Cancer Care

Filipino American women, including the elderly, have the second highest incidence and the highest mortality rate for breast cancer compared with other Asian American ethnic groups. Established risk factors include obesity, acculturation and the adoption of westernized diet and behaviors. Filipino American men, including the elderly, have the highest incidence and death rate from prostate cancer among Asian American groups. They also have the second highest incidence and the highest mortality rate from lung cancer among Asian American groups. Filipino Americans have among the lowest screening rates and incidence for colorectal cancer among Asian American groups (McCracken, 2007).

Filipinos have the second poorest five-year survival rates for colon and rectal cancers of all US ethnic groups (Miller, 1996).

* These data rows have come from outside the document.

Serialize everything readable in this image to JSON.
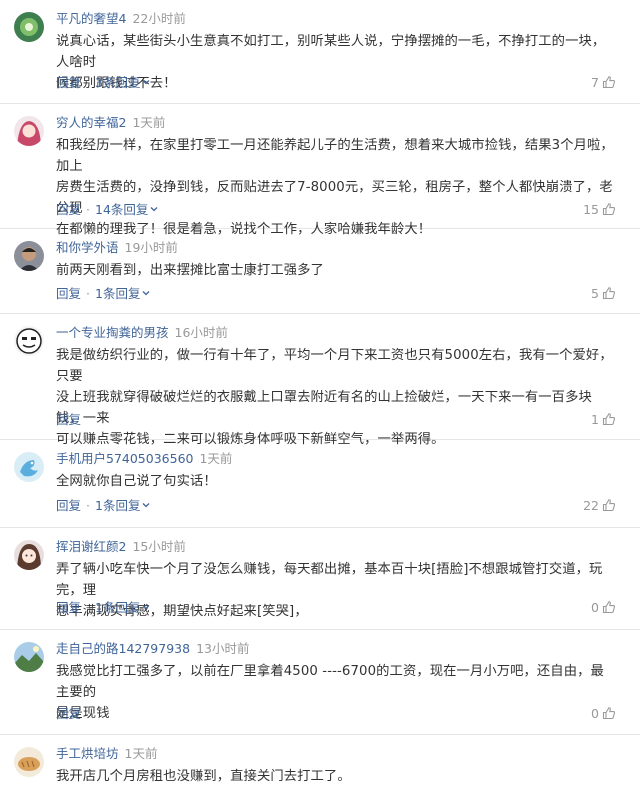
{
  "comments": [
    {
      "user": "平凡的奢望4",
      "time": "22小时前",
      "lines": [
        "说真心话，某些街头小生意真不如打工，别听某些人说，宁挣摆摊的一毛，不挣打工的一块，人啥时",
        "候都别跟钱过不去！"
      ],
      "reply_label": "回复",
      "replies_label": "3条回复",
      "likes": "7",
      "avatar": "green-icon-avatar"
    },
    {
      "user": "穷人的幸福2",
      "time": "1天前",
      "lines": [
        "和我经历一样，在家里打零工一月还能养起儿子的生活费，想着来大城市捡钱，结果3个月啦，加上",
        "房费生活费的，没挣到钱，反而贴进去了7-8000元，买三轮，租房子，整个人都快崩溃了，老公现",
        "在都懒的理我了！很是着急，说找个工作，人家哈嫌我年龄大！"
      ],
      "reply_label": "回复",
      "replies_label": "14条回复",
      "likes": "15",
      "avatar": "pink-hair-avatar"
    },
    {
      "user": "和你学外语",
      "time": "19小时前",
      "lines": [
        "前两天刚看到，出来摆摊比富士康打工强多了"
      ],
      "reply_label": "回复",
      "replies_label": "1条回复",
      "likes": "5",
      "avatar": "man-photo-avatar"
    },
    {
      "user": "一个专业掏粪的男孩",
      "time": "16小时前",
      "lines": [
        "我是做纺织行业的，做一行有十年了，平均一个月下来工资也只有5000左右，我有一个爱好，只要",
        "没上班我就穿得破破烂烂的衣服戴上口罩去附近有名的山上捡破烂，一天下来一有一百多块钱，一来",
        "可以赚点零花钱，二来可以锻炼身体呼吸下新鲜空气，一举两得。"
      ],
      "reply_label": "回复",
      "replies_label": "",
      "likes": "1",
      "avatar": "cartoon-face-avatar"
    },
    {
      "user": "手机用户57405036560",
      "time": "1天前",
      "lines": [
        "全网就你自己说了句实话！"
      ],
      "reply_label": "回复",
      "replies_label": "1条回复",
      "likes": "22",
      "avatar": "default-phone-user-avatar"
    },
    {
      "user": "挥泪谢红颜2",
      "time": "15小时前",
      "lines": [
        "弄了辆小吃车快一个月了没怎么赚钱，每天都出摊，基本百十块[捂脸]不想跟城管打交道，玩完，理",
        "想丰满现实骨感，期望快点好起来[笑哭]，"
      ],
      "reply_label": "回复",
      "replies_label": "1条回复",
      "likes": "0",
      "avatar": "anime-girl-avatar"
    },
    {
      "user": "走自己的路142797938",
      "time": "13小时前",
      "lines": [
        "我感觉比打工强多了，以前在厂里拿着4500 ----6700的工资，现在一月小万吧，还自由，最主要的",
        "是是现钱"
      ],
      "reply_label": "回复",
      "replies_label": "",
      "likes": "0",
      "avatar": "landscape-avatar"
    },
    {
      "user": "手工烘培坊",
      "time": "1天前",
      "lines": [
        "我开店几个月房租也没赚到，直接关门去打工了。"
      ],
      "reply_label": "",
      "replies_label": "",
      "likes": "",
      "avatar": "bread-avatar"
    }
  ],
  "colors": {
    "username": "#406599",
    "meta": "#999999",
    "text": "#333333",
    "divider": "#e6e6e6"
  }
}
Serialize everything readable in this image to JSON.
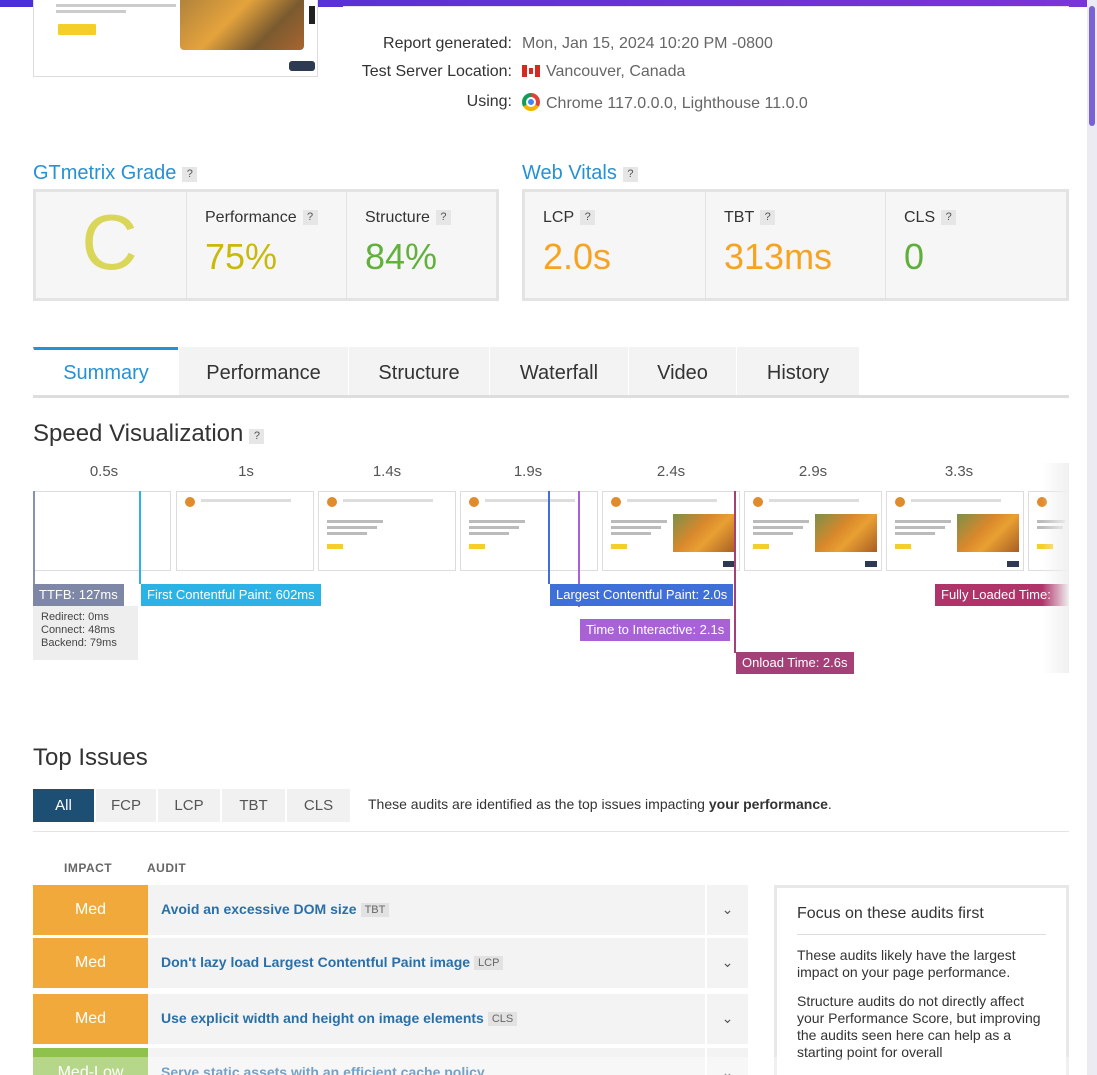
{
  "report": {
    "generated_label": "Report generated:",
    "generated_value": "Mon, Jan 15, 2024 10:20 PM -0800",
    "location_label": "Test Server Location:",
    "location_value": "Vancouver, Canada",
    "using_label": "Using:",
    "using_value": "Chrome 117.0.0.0, Lighthouse 11.0.0"
  },
  "grade": {
    "title": "GTmetrix Grade",
    "help": "?",
    "letter": "C",
    "performance_label": "Performance",
    "performance_value": "75%",
    "structure_label": "Structure",
    "structure_value": "84%"
  },
  "vitals": {
    "title": "Web Vitals",
    "help": "?",
    "lcp_label": "LCP",
    "lcp_value": "2.0s",
    "tbt_label": "TBT",
    "tbt_value": "313ms",
    "cls_label": "CLS",
    "cls_value": "0"
  },
  "colors": {
    "link_blue": "#2591d6",
    "grade_c": "#d9d65a",
    "perf": "#c9b90d",
    "structure": "#62b13c",
    "orange": "#f6a323",
    "green": "#5fb03b",
    "med": "#f2a93b",
    "medlow": "#8fc24c"
  },
  "tabs": [
    "Summary",
    "Performance",
    "Structure",
    "Waterfall",
    "Video",
    "History"
  ],
  "speed": {
    "title": "Speed Visualization",
    "help": "?",
    "times": [
      "0.5s",
      "1s",
      "1.4s",
      "1.9s",
      "2.4s",
      "2.9s",
      "3.3s"
    ],
    "ttfb": "TTFB: 127ms",
    "ttfb_details": [
      "Redirect: 0ms",
      "Connect: 48ms",
      "Backend: 79ms"
    ],
    "fcp": "First Contentful Paint: 602ms",
    "lcp": "Largest Contentful Paint: 2.0s",
    "tti": "Time to Interactive: 2.1s",
    "onload": "Onload Time: 2.6s",
    "fully_loaded": "Fully Loaded Time:"
  },
  "issues": {
    "title": "Top Issues",
    "filters": [
      "All",
      "FCP",
      "LCP",
      "TBT",
      "CLS"
    ],
    "note_prefix": "These audits are identified as the top issues impacting ",
    "note_bold": "your performance",
    "note_suffix": ".",
    "col_impact": "IMPACT",
    "col_audit": "AUDIT",
    "rows": [
      {
        "impact": "Med",
        "audit": "Avoid an excessive DOM size",
        "tag": "TBT"
      },
      {
        "impact": "Med",
        "audit": "Don't lazy load Largest Contentful Paint image",
        "tag": "LCP"
      },
      {
        "impact": "Med",
        "audit": "Use explicit width and height on image elements",
        "tag": "CLS"
      },
      {
        "impact": "Med-Low",
        "audit": "Serve static assets with an efficient cache policy",
        "tag": ""
      }
    ],
    "focus_title": "Focus on these audits first",
    "focus_p1": "These audits likely have the largest impact on your page performance.",
    "focus_p2": "Structure audits do not directly affect your Performance Score, but improving the audits seen here can help as a starting point for overall"
  }
}
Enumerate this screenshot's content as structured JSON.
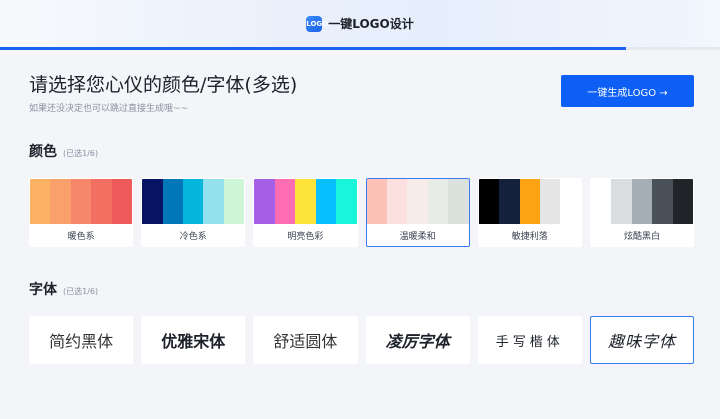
{
  "header": {
    "logo_text": "LOGO",
    "app_name": "一键LOGO设计",
    "progress_fraction": 0.87
  },
  "main": {
    "title": "请选择您心仪的颜色/字体(多选)",
    "subtitle": "如果还没决定也可以跳过直接生成哦~~",
    "generate_button": "一键生成LOGO →"
  },
  "color_section": {
    "title": "颜色",
    "count": "(已选1/6)",
    "palettes": [
      {
        "label": "暖色系",
        "colors": [
          "#fbb265",
          "#f9a06b",
          "#f7876a",
          "#f36f61",
          "#ef5b5b"
        ],
        "selected": false
      },
      {
        "label": "冷色系",
        "colors": [
          "#071463",
          "#0177b8",
          "#06b5dc",
          "#93e1ef",
          "#cdf7d8"
        ],
        "selected": false
      },
      {
        "label": "明亮色彩",
        "colors": [
          "#a660e7",
          "#fe6cb2",
          "#fee33b",
          "#05bffe",
          "#17f5da"
        ],
        "selected": false
      },
      {
        "label": "温暖柔和",
        "colors": [
          "#fcc2b8",
          "#fce0e0",
          "#f7ecea",
          "#e9ebe7",
          "#dbe1dc"
        ],
        "selected": true
      },
      {
        "label": "敏捷利落",
        "colors": [
          "#000000",
          "#14213d",
          "#fca311",
          "#e5e5e5",
          "#ffffff"
        ],
        "selected": false
      },
      {
        "label": "炫酷黑白",
        "colors": [
          "#ffffff",
          "#dadde0",
          "#a6aeb5",
          "#4b5159",
          "#212529"
        ],
        "selected": false
      }
    ]
  },
  "font_section": {
    "title": "字体",
    "count": "(已选1/6)",
    "fonts": [
      {
        "label": "简约黑体",
        "selected": false
      },
      {
        "label": "优雅宋体",
        "selected": false
      },
      {
        "label": "舒适圆体",
        "selected": false
      },
      {
        "label": "凌厉字体",
        "selected": false
      },
      {
        "label": "手写楷体",
        "selected": false
      },
      {
        "label": "趣味字体",
        "selected": true
      }
    ]
  }
}
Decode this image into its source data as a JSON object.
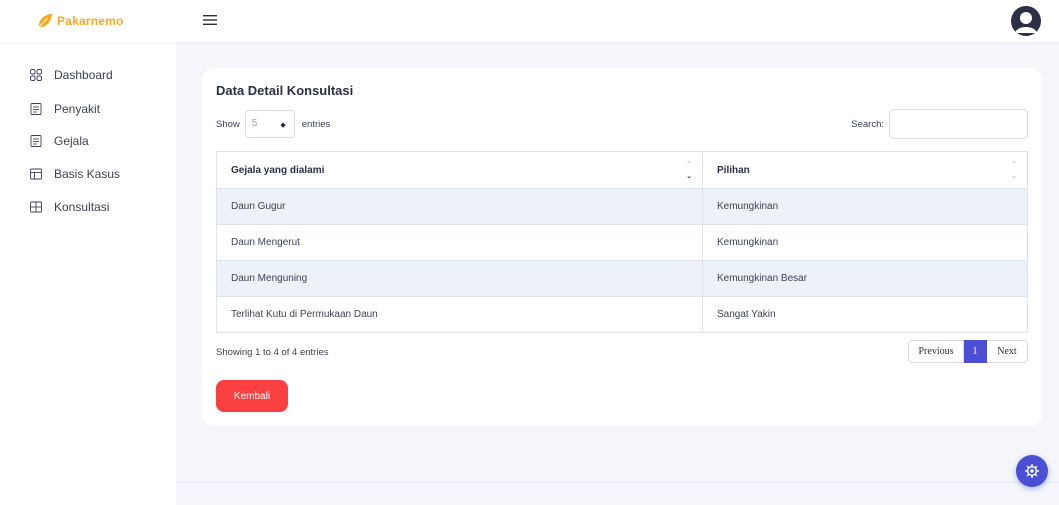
{
  "app": {
    "brand_name": "Pakarnemo",
    "brand_color": "#f9a825",
    "accent_color": "#4a4fd3",
    "danger_color": "#fb4041"
  },
  "sidebar": {
    "items": [
      {
        "label": "Dashboard",
        "icon": "grid-icon"
      },
      {
        "label": "Penyakit",
        "icon": "document-icon"
      },
      {
        "label": "Gejala",
        "icon": "document-icon"
      },
      {
        "label": "Basis Kasus",
        "icon": "table-icon"
      },
      {
        "label": "Konsultasi",
        "icon": "table-grid-icon"
      }
    ]
  },
  "card": {
    "title": "Data Detail Konsultasi",
    "length_menu": {
      "prefix": "Show",
      "value": "5",
      "suffix": "entries"
    },
    "search": {
      "label": "Search:",
      "value": ""
    },
    "table": {
      "headers": [
        "Gejala yang dialami",
        "Pilihan"
      ],
      "rows": [
        [
          "Daun Gugur",
          "Kemungkinan"
        ],
        [
          "Daun Mengerut",
          "Kemungkinan"
        ],
        [
          "Daun Menguning",
          "Kemungkinan Besar"
        ],
        [
          "Terlihat Kutu di Permukaan Daun",
          "Sangat Yakin"
        ]
      ]
    },
    "info": "Showing 1 to 4 of 4 entries",
    "pagination": {
      "previous": "Previous",
      "current": "1",
      "next": "Next"
    },
    "back_button": "Kembali"
  }
}
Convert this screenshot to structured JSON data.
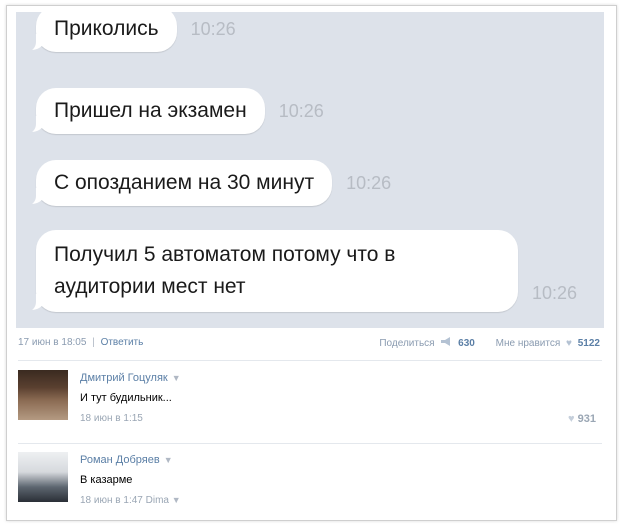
{
  "messages": [
    {
      "text": "Приколись",
      "time": "10:26"
    },
    {
      "text": "Пришел на экзамен",
      "time": "10:26"
    },
    {
      "text": "С опозданием на 30 минут",
      "time": "10:26"
    },
    {
      "text": "Получил 5 автоматом потому что в аудитории мест нет",
      "time": "10:26"
    }
  ],
  "post": {
    "date": "17 июн в 18:05",
    "separator": "|",
    "reply_label": "Ответить",
    "share_label": "Поделиться",
    "share_count": "630",
    "like_label": "Мне нравится",
    "like_count": "5122"
  },
  "comments": [
    {
      "author": "Дмитрий Гоцуляк",
      "text": "И тут будильник...",
      "date": "18 июн в 1:15",
      "likes": "931"
    },
    {
      "author": "Роман Добряев",
      "text": "В казарме",
      "date": "18 июн в 1:47",
      "via": "Dima"
    }
  ],
  "icons": {
    "share": "megaphone-icon",
    "like": "heart-icon",
    "more": "chevron-down-icon"
  },
  "colors": {
    "bubble": "#ffffff",
    "chat_bg": "#dde2ea",
    "link": "#5b7fa6",
    "time": "#b7bcc4"
  }
}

“Foreign-born Asians, including Filipinos, have an approximately 35% higher rate of non-small-cell lung cancer than US-born Asians. This fact may be due to the increased prevalence of smoking habits among Foreign-born Asian men compared to their US-born Asian men counterparts.”

In regards to other cancer, the incidence of liver cancer in Filipino populations is higher than rates among Caucasians (Cooper, 1997). [MSG2] They also have shortest and worst survival rates for gastric cancer (instead of bladder cancer) compared to other Asian ethnic groups and their Caucasian counterparts (Kim, 2009). Finally, Filipino populations have the shortest median survival and worse survival for bladder cancer compared to other Asian ethnic groups (Hashibe, 2003).

Foreign-born Asians, including Filipinos, have an approximately 35% higher rate of non-small-cell lung cancer than US-born Asians. This fact may be due to the increased prevalence of smoking habits among Foreign-born Asian men compared to their US-born Asian men counterparts. For foreign-born Asian women, environmental tobacco or non-tobacco exposure puts them at a higher risk for non-small cell lung cancer. (Raz, 2008).